Just Call Me Mrs. Scrooge

Long Island weather
Snowfall in Northport where a tree is still decorated for Christmas. (Spencer Rumsey/Long Island Press)

By Diana Servinskas

I know a lot about Christmas, after all I’ve been celebrating it for 71 years!

Well, I guess you can subtract the first few years of life, but after that it was a very important date on the calendar for myself, friends and family. For the first 25 years, I would say it was one of the highpoints of the year.

Snow would invariably fall during the weeks before or after. If we were especially lucky, it would be clear walking into church on Christmas Eve but magically, it would start snowing as we glided out into the silent, sparkling and, oh so beautiful, Holy Night. Now with global warming, snow comes later and less often, and White Christmas seems to be just a song.

When I was growing up, buying a Christmas tree was a wonderful family adventure. My brother, who we still called Bobby, and I would jump in the car, very excited to be going in search of the perfect Christmas tree. Our perfect family tree was tall, usually touching the ceiling of our living room in New Hyde Park. Dad sometimes had to saw off a stubborn branch or two at the top. It was also very full, but to be sure we never called it fat.

My Aunt Nina would come over, and say, “You’ve done it again! You found another Musso tree!” Musso being my maiden name you see.

My father, an accountant and financial wizard, with huge amounts of patience, would decorate the tree, and my mother, brother and I would periodically visit the living room, effusively praise the job he was doing, add a ball or two, turn on our heel and run. At least I know I ran, maybe Mom and Bob (his grown-up name, after all he has curly white hair now), stayed longer and enjoyed the process. For me it was tedious drudgery, but oh how I loved the end result.

This year, the painstaking work falls to me. My husband has gone on to his eternal rest. I miss him a lot especially this month. He decorated our tree with the help of our son, John, who has moved up and out and into his new life, with his new wife  in Boston. And isn’t that what we pray for?
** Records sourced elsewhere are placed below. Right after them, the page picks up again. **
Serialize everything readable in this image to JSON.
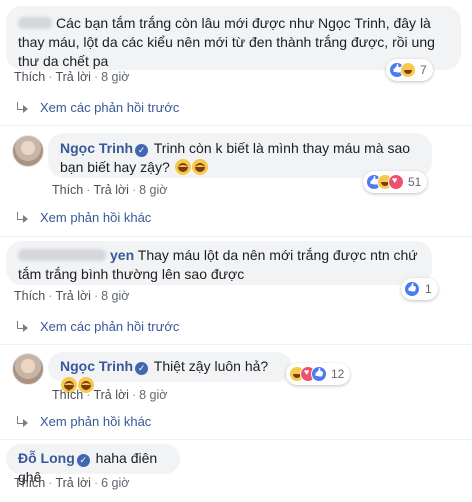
{
  "comments": [
    {
      "id": "c1",
      "author": "",
      "text": "Các bạn tắm trắng còn lâu mới được như Ngọc Trinh, đây là thay máu, lột da các kiểu nên mới từ đen thành trắng được, rồi ung thư da chết pa",
      "reactions": {
        "icons": [
          "like",
          "haha"
        ],
        "count": "7"
      },
      "actions": {
        "like": "Thích",
        "reply": "Trả lời",
        "time": "8 giờ"
      },
      "more": "Xem các phản hồi trước"
    },
    {
      "id": "c1r",
      "author": "Ngọc Trinh",
      "text": "Trinh còn k biết là mình thay máu mà sao bạn biết hay zậy? ",
      "reactions": {
        "icons": [
          "like",
          "haha",
          "love"
        ],
        "count": "51"
      },
      "actions": {
        "like": "Thích",
        "reply": "Trả lời",
        "time": "8 giờ"
      },
      "more": "Xem phản hồi khác"
    },
    {
      "id": "c2",
      "author": "yen",
      "text": "Thay máu lột da nên mới trắng được ntn chứ tắm trắng bình thường lên sao được",
      "reactions": {
        "icons": [
          "like"
        ],
        "count": "1"
      },
      "actions": {
        "like": "Thích",
        "reply": "Trả lời",
        "time": "8 giờ"
      },
      "more": "Xem các phản hồi trước"
    },
    {
      "id": "c2r",
      "author": "Ngọc Trinh",
      "text": "Thiệt zậy luôn hả?",
      "reactions": {
        "icons": [
          "haha",
          "love",
          "like"
        ],
        "count": "12"
      },
      "actions": {
        "like": "Thích",
        "reply": "Trả lời",
        "time": "8 giờ"
      },
      "more": "Xem phản hồi khác"
    },
    {
      "id": "c3",
      "author": "Đỗ Long",
      "text": "haha điên ghê",
      "reactions": null,
      "actions": {
        "like": "Thích",
        "reply": "Trả lời",
        "time": "6 giờ"
      },
      "more": ""
    }
  ],
  "colors": {
    "link": "#385898",
    "bubble": "#f2f3f5",
    "meta": "#606770"
  }
}
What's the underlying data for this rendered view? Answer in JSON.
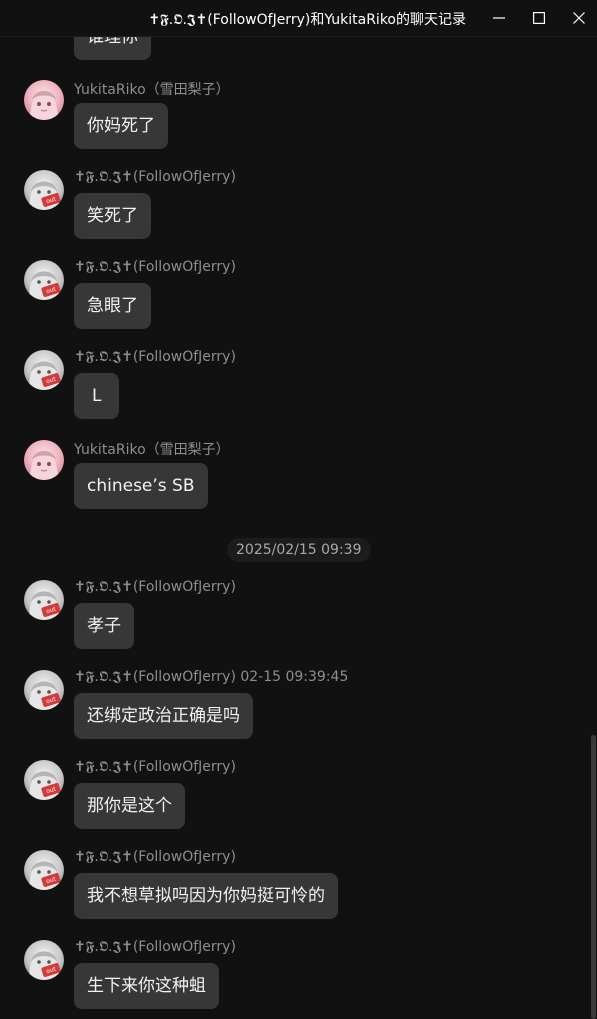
{
  "window": {
    "title": "✝𝕱.𝕺.𝕵✝(FollowOfJerry)和YukitaRiko的聊天记录",
    "minimize_icon": "minimize-icon",
    "maximize_icon": "maximize-icon",
    "close_icon": "close-icon"
  },
  "partial_top_message": {
    "text": "谁理你"
  },
  "messages": [
    {
      "sender": "YukitaRiko（雪田梨子）",
      "text": "你妈死了",
      "avatar": "pink-anime-avatar"
    },
    {
      "sender": "✝𝕱.𝕺.𝕵✝(FollowOfJerry)",
      "text": "笑死了",
      "avatar": "grey-out-avatar"
    },
    {
      "sender": "✝𝕱.𝕺.𝕵✝(FollowOfJerry)",
      "text": "急眼了",
      "avatar": "grey-out-avatar"
    },
    {
      "sender": "✝𝕱.𝕺.𝕵✝(FollowOfJerry)",
      "text": "L",
      "avatar": "grey-out-avatar"
    },
    {
      "sender": "YukitaRiko（雪田梨子）",
      "text": "chinese’s SB",
      "avatar": "pink-anime-avatar"
    },
    {
      "sender": "✝𝕱.𝕺.𝕵✝(FollowOfJerry)",
      "text": "孝子",
      "avatar": "grey-out-avatar"
    },
    {
      "sender": "✝𝕱.𝕺.𝕵✝(FollowOfJerry) 02-15 09:39:45",
      "text": "还绑定政治正确是吗",
      "avatar": "grey-out-avatar"
    },
    {
      "sender": "✝𝕱.𝕺.𝕵✝(FollowOfJerry)",
      "text": "那你是这个",
      "avatar": "grey-out-avatar"
    },
    {
      "sender": "✝𝕱.𝕺.𝕵✝(FollowOfJerry)",
      "text": "我不想草拟吗因为你妈挺可怜的",
      "avatar": "grey-out-avatar"
    },
    {
      "sender": "✝𝕱.𝕺.𝕵✝(FollowOfJerry)",
      "text": "生下来你这种蛆",
      "avatar": "grey-out-avatar"
    }
  ],
  "timestamp_divider": "2025/02/15 09:39",
  "avatar_badge": "out"
}
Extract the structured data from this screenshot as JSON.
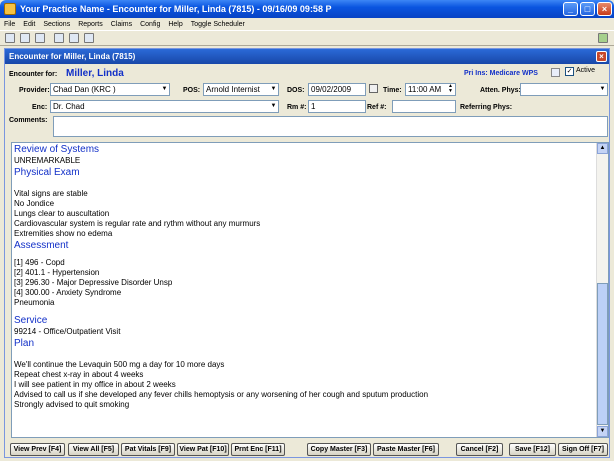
{
  "window": {
    "title": "Your Practice Name -  Encounter for Miller, Linda (7815) - 09/16/09 09:58 P"
  },
  "menu": [
    "File",
    "Edit",
    "Sections",
    "Reports",
    "Claims",
    "Config",
    "Help",
    "Toggle Scheduler"
  ],
  "inner": {
    "title": "Encounter for Miller, Linda (7815)"
  },
  "form": {
    "encounter_for_label": "Encounter for:",
    "patient_name": "Miller, Linda",
    "pri_ins": "Pri Ins: Medicare WPS",
    "active_label": "Active",
    "provider_label": "Provider:",
    "provider_value": "Chad Dan (KRC )",
    "pos_label": "POS:",
    "pos_value": "Arnold Internist",
    "dos_label": "DOS:",
    "dos_value": "09/02/2009",
    "time_label": "Time:",
    "time_value": "11:00 AM",
    "atten_label": "Atten. Phys:",
    "atten_value": "",
    "enc_label": "Enc:",
    "enc_value": "Dr. Chad",
    "rm_label": "Rm #:",
    "rm_value": "1",
    "ref_label": "Ref #:",
    "ref_value": "",
    "referring_label": "Referring Phys:",
    "comments_label": "Comments:",
    "comments_value": ""
  },
  "note": {
    "ros_heading": "Review of Systems",
    "ros_text": "UNREMARKABLE",
    "pe_heading": "Physical Exam",
    "pe_lines": [
      "Vital signs are stable",
      "No Jondice",
      "Lungs clear to auscultation",
      "Cardiovascular system is regular rate and rythm without any murmurs",
      "Extremities show no edema"
    ],
    "assessment_heading": "Assessment",
    "assessment_lines": [
      "[1] 496 - Copd",
      "[2] 401.1 - Hypertension",
      "[3] 296.30 - Major Depressive Disorder Unsp",
      "[4] 300.00 - Anxiety Syndrome",
      "Pneumonia"
    ],
    "service_heading": "Service",
    "service_text": "99214 - Office/Outpatient Visit",
    "plan_heading": "Plan",
    "plan_lines": [
      "We'll continue the Levaquin 500 mg a day for 10 more days",
      "Repeat chest x-ray in about 4 weeks",
      "I will see patient in my office in about 2 weeks",
      "Advised to call us if she developed any fever chills hemoptysis or any worsening of her cough and sputum production",
      "Strongly advised to quit smoking"
    ]
  },
  "buttons": {
    "view_prev": "View Prev [F4]",
    "view_all": "View All [F5]",
    "pat_vitals": "Pat Vitals [F9]",
    "view_pat": "View Pat [F10]",
    "prnt_enc": "Prnt Enc [F11]",
    "copy_master": "Copy Master [F3]",
    "paste_master": "Paste Master [F6]",
    "cancel": "Cancel [F2]",
    "save": "Save [F12]",
    "sign_off": "Sign Off [F7]"
  }
}
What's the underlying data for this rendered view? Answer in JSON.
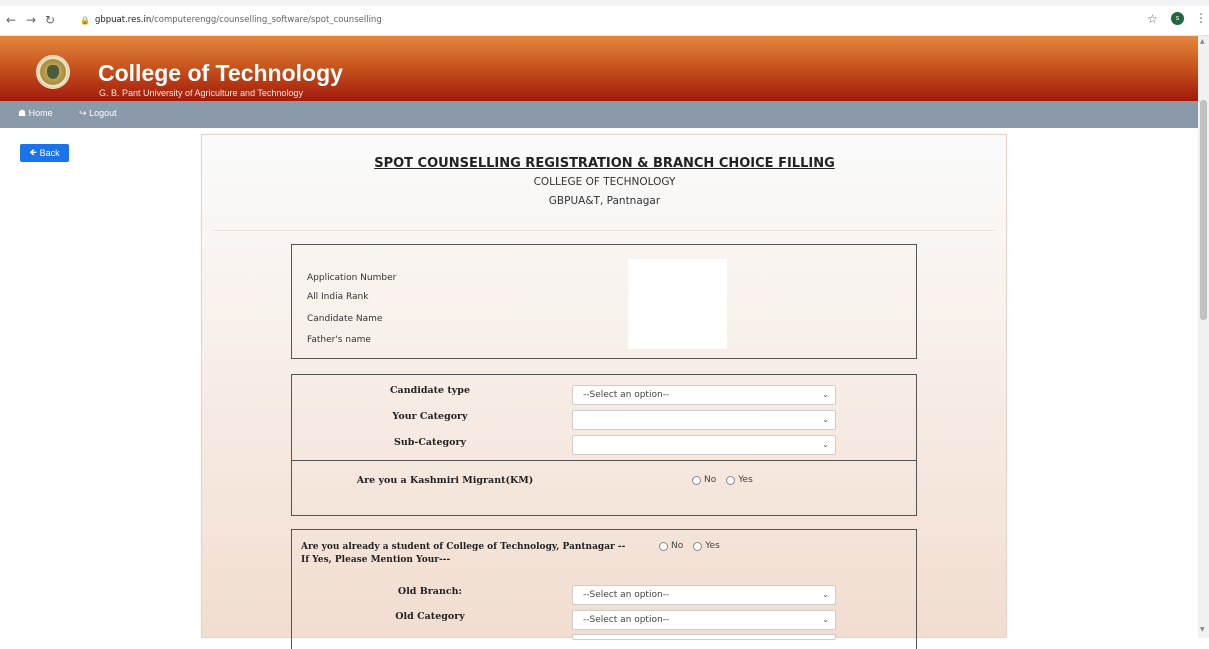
{
  "browser": {
    "url_host": "gbpuat.res.in",
    "url_path": "/computerengg/counselling_software/spot_counselling",
    "profile_initial": "s"
  },
  "header": {
    "title": "College of Technology",
    "subtitle": "G. B. Pant University of Agriculture and Technology"
  },
  "nav": {
    "home": "Home",
    "logout": "Logout"
  },
  "back_label": "Back",
  "form": {
    "title": "SPOT COUNSELLING REGISTRATION & BRANCH CHOICE FILLING",
    "subtitle1": "COLLEGE OF TECHNOLOGY",
    "subtitle2": "GBPUA&T, Pantnagar",
    "info_labels": {
      "application_number": "Application Number",
      "all_india_rank": "All India Rank",
      "candidate_name": "Candidate Name",
      "fathers_name": "Father's name"
    },
    "candidate_type": {
      "label": "Candidate type",
      "value": "--Select an option--"
    },
    "category": {
      "label": "Your Category",
      "value": ""
    },
    "sub_category": {
      "label": "Sub-Category",
      "value": ""
    },
    "kashmiri": {
      "label": "Are you a Kashmiri Migrant(KM)",
      "no": "No",
      "yes": "Yes"
    },
    "existing_student": {
      "question": "Are you already a student of College of Technology, Pantnagar --",
      "note": "If Yes, Please Mention Your---",
      "no": "No",
      "yes": "Yes"
    },
    "old_branch": {
      "label": "Old Branch:",
      "value": "--Select an option--"
    },
    "old_category": {
      "label": "Old Category",
      "value": "--Select an option--"
    }
  }
}
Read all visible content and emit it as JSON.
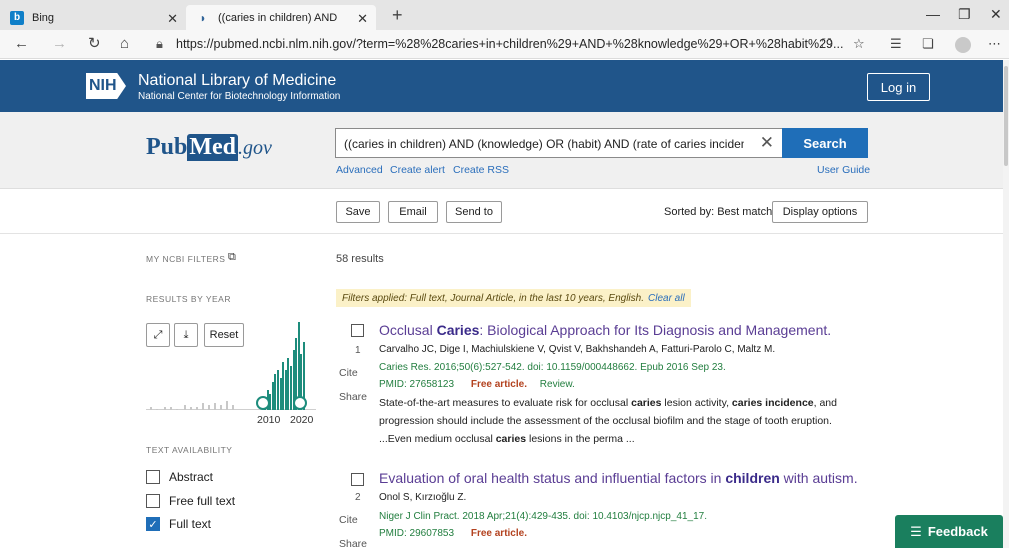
{
  "browser": {
    "tabs": [
      {
        "title": "Bing",
        "icon": "bing-favicon"
      },
      {
        "title": "((caries in children) AND (knowle",
        "icon": "pubmed-favicon"
      }
    ],
    "url": "https://pubmed.ncbi.nlm.nih.gov/?term=%28%28caries+in+children%29+AND+%28knowledge%29+OR+%28habit%29..."
  },
  "nih": {
    "logo": "NIH",
    "title": "National Library of Medicine",
    "subtitle": "National Center for Biotechnology Information",
    "login": "Log in"
  },
  "search": {
    "logo_pub": "Pub",
    "logo_med": "Med",
    "logo_gov": ".gov",
    "query": "((caries in children) AND (knowledge) OR (habit) AND (rate of caries incidence)",
    "button": "Search",
    "advanced": "Advanced",
    "create_alert": "Create alert",
    "create_rss": "Create RSS",
    "user_guide": "User Guide"
  },
  "toolbar": {
    "save": "Save",
    "email": "Email",
    "send_to": "Send to",
    "sorted": "Sorted by: Best match",
    "display_options": "Display options"
  },
  "sidebar": {
    "my_filters": "MY NCBI FILTERS",
    "results_by_year": "RESULTS BY YEAR",
    "reset": "Reset",
    "year_start": "2010",
    "year_end": "2020",
    "text_availability": "TEXT AVAILABILITY",
    "abstract": "Abstract",
    "free_full_text": "Free full text",
    "full_text": "Full text",
    "full_text_checked": true
  },
  "results": {
    "count": "58 results",
    "filters_applied": "Filters applied: Full text, Journal Article, in the last 10 years, English.",
    "clear_all": "Clear all",
    "cite": "Cite",
    "share": "Share",
    "items": [
      {
        "num": "1",
        "title_a": "Occlusal ",
        "title_b": "Caries",
        "title_c": ": Biological Approach for Its Diagnosis and Management.",
        "authors": "Carvalho JC, Dige I, Machiulskiene V, Qvist V, Bakhshandeh A, Fatturi-Parolo C, Maltz M.",
        "journal": "Caries Res. 2016;50(6):527-542. doi: 10.1159/000448662. Epub 2016 Sep 23.",
        "pmid": "PMID: 27658123",
        "free": "Free article.",
        "review": "Review.",
        "snippet1_a": "State-of-the-art measures to evaluate risk for occlusal ",
        "snippet1_b": "caries",
        "snippet1_c": " lesion activity, ",
        "snippet1_d": "caries incidence",
        "snippet1_e": ", and",
        "snippet2": "progression should include the assessment of the occlusal biofilm and the stage of tooth eruption.",
        "snippet3_a": "...Even medium occlusal ",
        "snippet3_b": "caries",
        "snippet3_c": " lesions in the perma ..."
      },
      {
        "num": "2",
        "title_a": "Evaluation of oral health status and influential factors in ",
        "title_b": "children",
        "title_c": " with autism.",
        "authors": "Onol S, Kırzıoğlu Z.",
        "journal": "Niger J Clin Pract. 2018 Apr;21(4):429-435. doi: 10.4103/njcp.njcp_41_17.",
        "pmid": "PMID: 29607853",
        "free": "Free article."
      }
    ]
  },
  "histogram": {
    "years": [
      2000,
      2001,
      2002,
      2003,
      2004,
      2005,
      2006,
      2007,
      2008,
      2009,
      2010,
      2011,
      2012,
      2013,
      2014,
      2015,
      2016,
      2017,
      2018,
      2019,
      2020,
      2021
    ],
    "gray_levels": [
      1,
      0,
      1,
      1,
      0,
      2,
      1,
      1,
      3,
      2,
      3,
      2,
      4,
      2
    ],
    "teal_levels": [
      6,
      10,
      8,
      14,
      18,
      20,
      16,
      24,
      20,
      26,
      22,
      30,
      36,
      44,
      28,
      34
    ]
  },
  "feedback": "Feedback",
  "colors": {
    "nih_blue": "#20558a",
    "search_blue": "#1f6eb8",
    "teal": "#1d8c7c",
    "feedback_green": "#1a7f5e"
  }
}
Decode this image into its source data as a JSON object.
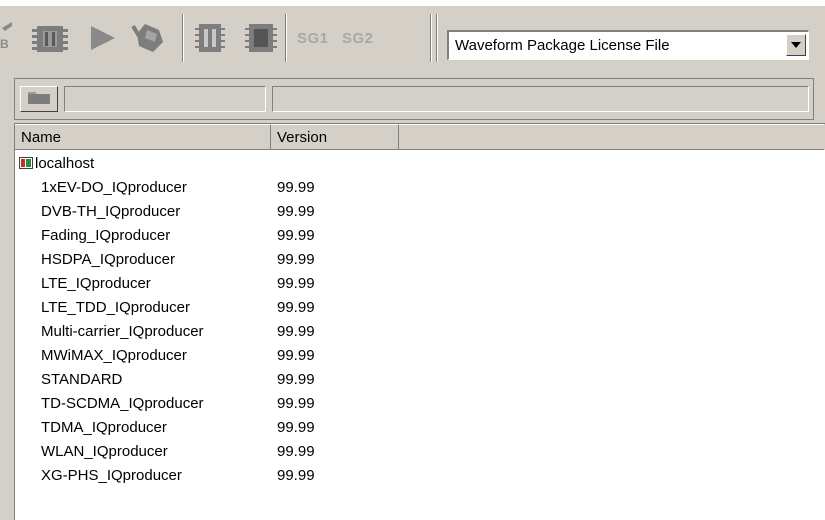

So, abandoned in Long Island, I am opening way too many boxes, to see which Christmas decorations will rise to meet the demand for a display of red and green for 2018. The boxes are like the Bible story of the loaves and fishes. The more the food was distributed, the more food there seemed to be for the people gathered to eat.

Well in my basement, as I attempt to take out the “Santa Reading in His Special Chair” and the “Santa in the Sleigh” statues, several more appear to take their place. My own Christmas miracle!

My age (and weight) travel with me up and down the two sets of stairs I have to negotiate in my split-level home to move Christmas mania from the basement to the shelves and tables in the living room and the den.

If I put the beautiful, reclining white-and-gold Reindeer Family on the coffee table, (one of my favorites), where will I find room for my mug and snack that I am not supposed to be eating when I watch NCIS on Tuesday nights?

Where do I put the newspapers and books whose job it is to gather into tall Grecian columns on the upstairs coffee table until I am forced to take them away?

I’ll need this space for the dancing bears, passed down from my parents’ Christmas collection. Where is the special glue for all the elves and snowmen that have been cavorting in the closet during the year and lost both heads and limbs in the battle?

I don’t have time to look for glue. I have too many presents to buy and my singing Silver Bells are somewhere in the garage waiting to be found and planted along my driveway.

When and how is this all supposed to happen?

As I said at the beginning, just call me Mrs. Scrooge!